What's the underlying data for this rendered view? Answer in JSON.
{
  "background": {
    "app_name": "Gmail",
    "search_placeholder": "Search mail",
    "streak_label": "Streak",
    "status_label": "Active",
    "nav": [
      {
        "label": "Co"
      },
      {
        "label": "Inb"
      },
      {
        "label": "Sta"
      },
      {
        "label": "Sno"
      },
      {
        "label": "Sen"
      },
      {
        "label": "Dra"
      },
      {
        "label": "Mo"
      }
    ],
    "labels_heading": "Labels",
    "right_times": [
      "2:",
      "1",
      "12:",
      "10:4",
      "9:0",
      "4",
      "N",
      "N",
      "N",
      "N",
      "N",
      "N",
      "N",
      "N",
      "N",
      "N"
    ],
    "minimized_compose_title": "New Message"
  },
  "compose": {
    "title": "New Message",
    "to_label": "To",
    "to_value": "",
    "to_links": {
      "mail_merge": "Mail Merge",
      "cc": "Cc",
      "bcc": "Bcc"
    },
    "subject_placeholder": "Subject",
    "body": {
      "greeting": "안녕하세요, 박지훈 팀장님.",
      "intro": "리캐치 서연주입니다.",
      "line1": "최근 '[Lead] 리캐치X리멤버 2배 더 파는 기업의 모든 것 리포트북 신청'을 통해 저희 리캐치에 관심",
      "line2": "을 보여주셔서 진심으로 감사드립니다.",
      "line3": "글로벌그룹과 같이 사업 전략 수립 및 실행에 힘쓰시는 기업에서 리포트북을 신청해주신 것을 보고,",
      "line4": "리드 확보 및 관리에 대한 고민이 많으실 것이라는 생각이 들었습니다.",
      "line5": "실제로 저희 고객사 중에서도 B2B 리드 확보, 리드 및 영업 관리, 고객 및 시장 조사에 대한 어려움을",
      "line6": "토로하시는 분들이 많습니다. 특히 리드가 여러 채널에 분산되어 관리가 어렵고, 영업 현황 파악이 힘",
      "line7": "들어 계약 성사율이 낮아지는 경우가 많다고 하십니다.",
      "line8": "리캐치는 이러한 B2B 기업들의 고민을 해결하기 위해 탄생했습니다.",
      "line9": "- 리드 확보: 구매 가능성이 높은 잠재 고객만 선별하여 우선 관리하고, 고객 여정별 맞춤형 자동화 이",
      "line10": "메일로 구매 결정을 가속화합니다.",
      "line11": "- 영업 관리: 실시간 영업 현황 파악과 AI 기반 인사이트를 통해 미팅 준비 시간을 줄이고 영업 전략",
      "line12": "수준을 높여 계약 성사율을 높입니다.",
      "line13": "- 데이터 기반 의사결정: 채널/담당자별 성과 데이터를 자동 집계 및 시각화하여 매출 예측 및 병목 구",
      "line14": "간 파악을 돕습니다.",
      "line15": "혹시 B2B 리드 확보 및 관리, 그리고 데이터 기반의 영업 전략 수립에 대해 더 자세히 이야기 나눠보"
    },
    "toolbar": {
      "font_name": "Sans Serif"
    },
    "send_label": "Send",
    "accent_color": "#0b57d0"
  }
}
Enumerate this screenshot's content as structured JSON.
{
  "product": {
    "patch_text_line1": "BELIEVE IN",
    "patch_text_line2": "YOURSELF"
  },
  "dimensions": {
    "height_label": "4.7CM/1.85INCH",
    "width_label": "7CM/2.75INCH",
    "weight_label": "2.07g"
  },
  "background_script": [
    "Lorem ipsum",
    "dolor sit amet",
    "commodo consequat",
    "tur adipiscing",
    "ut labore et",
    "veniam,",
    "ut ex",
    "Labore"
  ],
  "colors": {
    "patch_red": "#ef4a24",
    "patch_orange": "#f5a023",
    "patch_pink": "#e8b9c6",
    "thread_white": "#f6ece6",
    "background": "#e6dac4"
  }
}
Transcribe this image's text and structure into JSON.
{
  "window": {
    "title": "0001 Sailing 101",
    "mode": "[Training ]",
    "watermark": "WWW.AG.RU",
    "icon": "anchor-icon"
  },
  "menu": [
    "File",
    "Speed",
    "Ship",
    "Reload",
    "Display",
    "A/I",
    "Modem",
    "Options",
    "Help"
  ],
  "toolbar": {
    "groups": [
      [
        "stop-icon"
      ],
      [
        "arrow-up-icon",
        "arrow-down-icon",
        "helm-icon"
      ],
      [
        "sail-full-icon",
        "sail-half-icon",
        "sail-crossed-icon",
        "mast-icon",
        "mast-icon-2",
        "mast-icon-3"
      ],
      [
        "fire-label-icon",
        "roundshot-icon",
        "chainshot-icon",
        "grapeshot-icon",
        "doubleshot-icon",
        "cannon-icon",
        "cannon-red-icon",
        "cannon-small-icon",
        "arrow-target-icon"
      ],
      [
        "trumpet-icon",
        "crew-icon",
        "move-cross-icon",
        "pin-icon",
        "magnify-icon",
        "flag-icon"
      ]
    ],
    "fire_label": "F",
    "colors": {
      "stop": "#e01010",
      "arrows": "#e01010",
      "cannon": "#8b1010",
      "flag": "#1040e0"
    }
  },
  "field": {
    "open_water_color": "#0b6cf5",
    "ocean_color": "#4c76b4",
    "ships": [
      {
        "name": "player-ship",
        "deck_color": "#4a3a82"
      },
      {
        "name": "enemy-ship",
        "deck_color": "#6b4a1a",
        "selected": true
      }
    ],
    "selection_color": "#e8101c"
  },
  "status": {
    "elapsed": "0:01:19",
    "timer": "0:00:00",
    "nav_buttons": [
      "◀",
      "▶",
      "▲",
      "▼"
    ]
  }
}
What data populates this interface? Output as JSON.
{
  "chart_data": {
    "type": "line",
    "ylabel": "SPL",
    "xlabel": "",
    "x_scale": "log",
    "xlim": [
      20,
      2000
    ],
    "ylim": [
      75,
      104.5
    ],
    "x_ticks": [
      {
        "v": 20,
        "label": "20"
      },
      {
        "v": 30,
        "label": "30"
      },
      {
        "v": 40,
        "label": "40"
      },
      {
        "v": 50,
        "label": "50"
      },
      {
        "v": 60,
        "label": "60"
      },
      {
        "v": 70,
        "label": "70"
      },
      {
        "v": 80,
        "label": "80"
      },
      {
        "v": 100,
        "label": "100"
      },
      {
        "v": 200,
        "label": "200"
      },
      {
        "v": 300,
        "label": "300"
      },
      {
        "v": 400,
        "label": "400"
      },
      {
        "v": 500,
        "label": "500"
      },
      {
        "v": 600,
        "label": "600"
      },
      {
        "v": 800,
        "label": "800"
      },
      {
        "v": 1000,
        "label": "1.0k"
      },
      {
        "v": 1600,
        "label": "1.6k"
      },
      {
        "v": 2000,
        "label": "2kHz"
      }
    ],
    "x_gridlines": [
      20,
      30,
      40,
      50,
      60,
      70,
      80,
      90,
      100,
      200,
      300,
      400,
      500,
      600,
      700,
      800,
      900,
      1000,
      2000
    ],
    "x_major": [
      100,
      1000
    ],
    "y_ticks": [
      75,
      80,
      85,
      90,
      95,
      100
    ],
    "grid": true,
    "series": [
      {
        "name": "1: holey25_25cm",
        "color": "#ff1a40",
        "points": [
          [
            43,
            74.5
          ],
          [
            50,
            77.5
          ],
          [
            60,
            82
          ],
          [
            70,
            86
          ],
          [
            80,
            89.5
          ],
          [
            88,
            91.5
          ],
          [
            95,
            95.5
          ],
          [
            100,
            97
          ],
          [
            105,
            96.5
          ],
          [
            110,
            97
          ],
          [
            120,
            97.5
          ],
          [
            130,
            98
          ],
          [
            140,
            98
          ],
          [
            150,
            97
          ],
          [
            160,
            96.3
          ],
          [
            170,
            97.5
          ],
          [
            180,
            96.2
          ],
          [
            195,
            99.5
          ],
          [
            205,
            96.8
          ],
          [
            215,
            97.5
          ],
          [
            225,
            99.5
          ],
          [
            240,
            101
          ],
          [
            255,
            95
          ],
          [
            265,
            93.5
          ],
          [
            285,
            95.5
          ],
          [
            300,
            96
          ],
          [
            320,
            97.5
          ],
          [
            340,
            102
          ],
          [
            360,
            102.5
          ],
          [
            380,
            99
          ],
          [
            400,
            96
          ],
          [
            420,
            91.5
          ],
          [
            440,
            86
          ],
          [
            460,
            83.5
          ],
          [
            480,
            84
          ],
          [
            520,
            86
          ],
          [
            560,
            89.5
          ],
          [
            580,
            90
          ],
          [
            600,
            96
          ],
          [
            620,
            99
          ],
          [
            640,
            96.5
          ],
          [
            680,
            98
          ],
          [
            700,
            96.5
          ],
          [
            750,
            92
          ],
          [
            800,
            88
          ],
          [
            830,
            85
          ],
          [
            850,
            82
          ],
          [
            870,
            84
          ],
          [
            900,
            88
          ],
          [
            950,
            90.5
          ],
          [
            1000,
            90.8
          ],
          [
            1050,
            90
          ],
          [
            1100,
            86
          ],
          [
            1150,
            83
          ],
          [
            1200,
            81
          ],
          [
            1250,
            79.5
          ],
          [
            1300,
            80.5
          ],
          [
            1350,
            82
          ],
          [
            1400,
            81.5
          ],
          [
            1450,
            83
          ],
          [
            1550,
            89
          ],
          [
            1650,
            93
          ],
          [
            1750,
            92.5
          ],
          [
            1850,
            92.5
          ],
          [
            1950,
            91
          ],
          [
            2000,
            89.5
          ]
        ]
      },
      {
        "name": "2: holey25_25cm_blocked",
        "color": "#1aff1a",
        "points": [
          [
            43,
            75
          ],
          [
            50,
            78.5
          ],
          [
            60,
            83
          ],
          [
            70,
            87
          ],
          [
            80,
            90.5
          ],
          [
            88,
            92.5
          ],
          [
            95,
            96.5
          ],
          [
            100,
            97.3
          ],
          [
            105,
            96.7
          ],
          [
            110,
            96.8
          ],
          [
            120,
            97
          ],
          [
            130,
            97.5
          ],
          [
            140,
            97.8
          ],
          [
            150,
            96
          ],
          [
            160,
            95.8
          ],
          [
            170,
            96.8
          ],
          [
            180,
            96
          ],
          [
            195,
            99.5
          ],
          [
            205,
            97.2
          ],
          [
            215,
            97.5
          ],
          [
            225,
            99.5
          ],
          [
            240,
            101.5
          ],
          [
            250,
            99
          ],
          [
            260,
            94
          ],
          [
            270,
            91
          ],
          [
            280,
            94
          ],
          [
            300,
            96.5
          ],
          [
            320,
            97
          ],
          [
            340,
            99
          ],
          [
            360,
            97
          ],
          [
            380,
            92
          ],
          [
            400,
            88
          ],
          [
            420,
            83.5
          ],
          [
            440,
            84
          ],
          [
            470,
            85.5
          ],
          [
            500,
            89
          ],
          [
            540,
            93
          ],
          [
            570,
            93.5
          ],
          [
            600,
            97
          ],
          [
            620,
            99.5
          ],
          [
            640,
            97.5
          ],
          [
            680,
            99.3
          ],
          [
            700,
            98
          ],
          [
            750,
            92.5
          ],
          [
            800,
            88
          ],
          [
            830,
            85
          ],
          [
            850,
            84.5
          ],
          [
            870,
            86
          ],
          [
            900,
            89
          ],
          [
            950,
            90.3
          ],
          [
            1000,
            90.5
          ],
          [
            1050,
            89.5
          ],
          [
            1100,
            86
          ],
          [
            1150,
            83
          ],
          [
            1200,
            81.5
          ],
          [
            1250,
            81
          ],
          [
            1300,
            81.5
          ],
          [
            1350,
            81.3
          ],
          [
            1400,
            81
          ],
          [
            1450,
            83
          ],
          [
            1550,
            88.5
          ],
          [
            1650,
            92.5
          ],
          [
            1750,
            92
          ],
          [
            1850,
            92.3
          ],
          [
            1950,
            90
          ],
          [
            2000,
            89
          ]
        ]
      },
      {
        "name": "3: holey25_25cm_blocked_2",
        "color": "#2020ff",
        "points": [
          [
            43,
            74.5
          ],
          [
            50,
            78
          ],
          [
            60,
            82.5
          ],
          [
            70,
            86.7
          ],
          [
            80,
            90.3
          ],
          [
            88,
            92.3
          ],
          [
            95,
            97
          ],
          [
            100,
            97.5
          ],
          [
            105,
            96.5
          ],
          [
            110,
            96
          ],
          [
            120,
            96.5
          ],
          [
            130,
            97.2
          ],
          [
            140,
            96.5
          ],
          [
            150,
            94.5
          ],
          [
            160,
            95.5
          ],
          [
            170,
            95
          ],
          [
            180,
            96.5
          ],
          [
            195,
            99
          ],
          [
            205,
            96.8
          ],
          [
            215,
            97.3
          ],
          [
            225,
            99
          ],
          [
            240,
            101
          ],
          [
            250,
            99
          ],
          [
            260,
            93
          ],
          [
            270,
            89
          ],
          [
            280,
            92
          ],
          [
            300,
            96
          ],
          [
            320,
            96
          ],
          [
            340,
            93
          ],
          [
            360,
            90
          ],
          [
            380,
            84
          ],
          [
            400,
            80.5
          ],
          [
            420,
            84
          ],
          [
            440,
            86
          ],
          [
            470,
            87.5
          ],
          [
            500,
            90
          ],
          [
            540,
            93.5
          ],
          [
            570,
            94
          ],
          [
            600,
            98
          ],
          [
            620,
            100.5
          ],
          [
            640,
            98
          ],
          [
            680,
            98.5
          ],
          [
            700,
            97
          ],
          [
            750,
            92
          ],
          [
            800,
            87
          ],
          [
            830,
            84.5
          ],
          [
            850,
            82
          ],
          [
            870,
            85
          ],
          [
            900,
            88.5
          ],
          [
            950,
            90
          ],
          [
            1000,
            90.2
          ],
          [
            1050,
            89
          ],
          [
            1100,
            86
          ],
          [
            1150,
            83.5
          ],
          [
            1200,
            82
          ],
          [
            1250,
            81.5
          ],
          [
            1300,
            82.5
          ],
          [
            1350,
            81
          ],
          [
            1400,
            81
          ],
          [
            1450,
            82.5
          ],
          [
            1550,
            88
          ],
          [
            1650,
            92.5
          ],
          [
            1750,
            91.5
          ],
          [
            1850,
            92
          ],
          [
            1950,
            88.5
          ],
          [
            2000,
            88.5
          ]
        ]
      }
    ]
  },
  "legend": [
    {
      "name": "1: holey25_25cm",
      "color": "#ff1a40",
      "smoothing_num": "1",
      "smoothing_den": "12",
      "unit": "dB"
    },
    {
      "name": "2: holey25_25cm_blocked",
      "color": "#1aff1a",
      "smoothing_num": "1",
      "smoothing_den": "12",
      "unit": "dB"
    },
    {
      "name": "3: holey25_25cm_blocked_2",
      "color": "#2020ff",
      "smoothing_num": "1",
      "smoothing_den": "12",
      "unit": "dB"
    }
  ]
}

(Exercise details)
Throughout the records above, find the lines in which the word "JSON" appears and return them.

(Reply)
What's the underlying data for this rendered view? Answer in JSON.
Enumerate this screenshot's content as structured JSON.
Transcribe this image's text and structure into JSON.
What data populates this interface? Output as JSON.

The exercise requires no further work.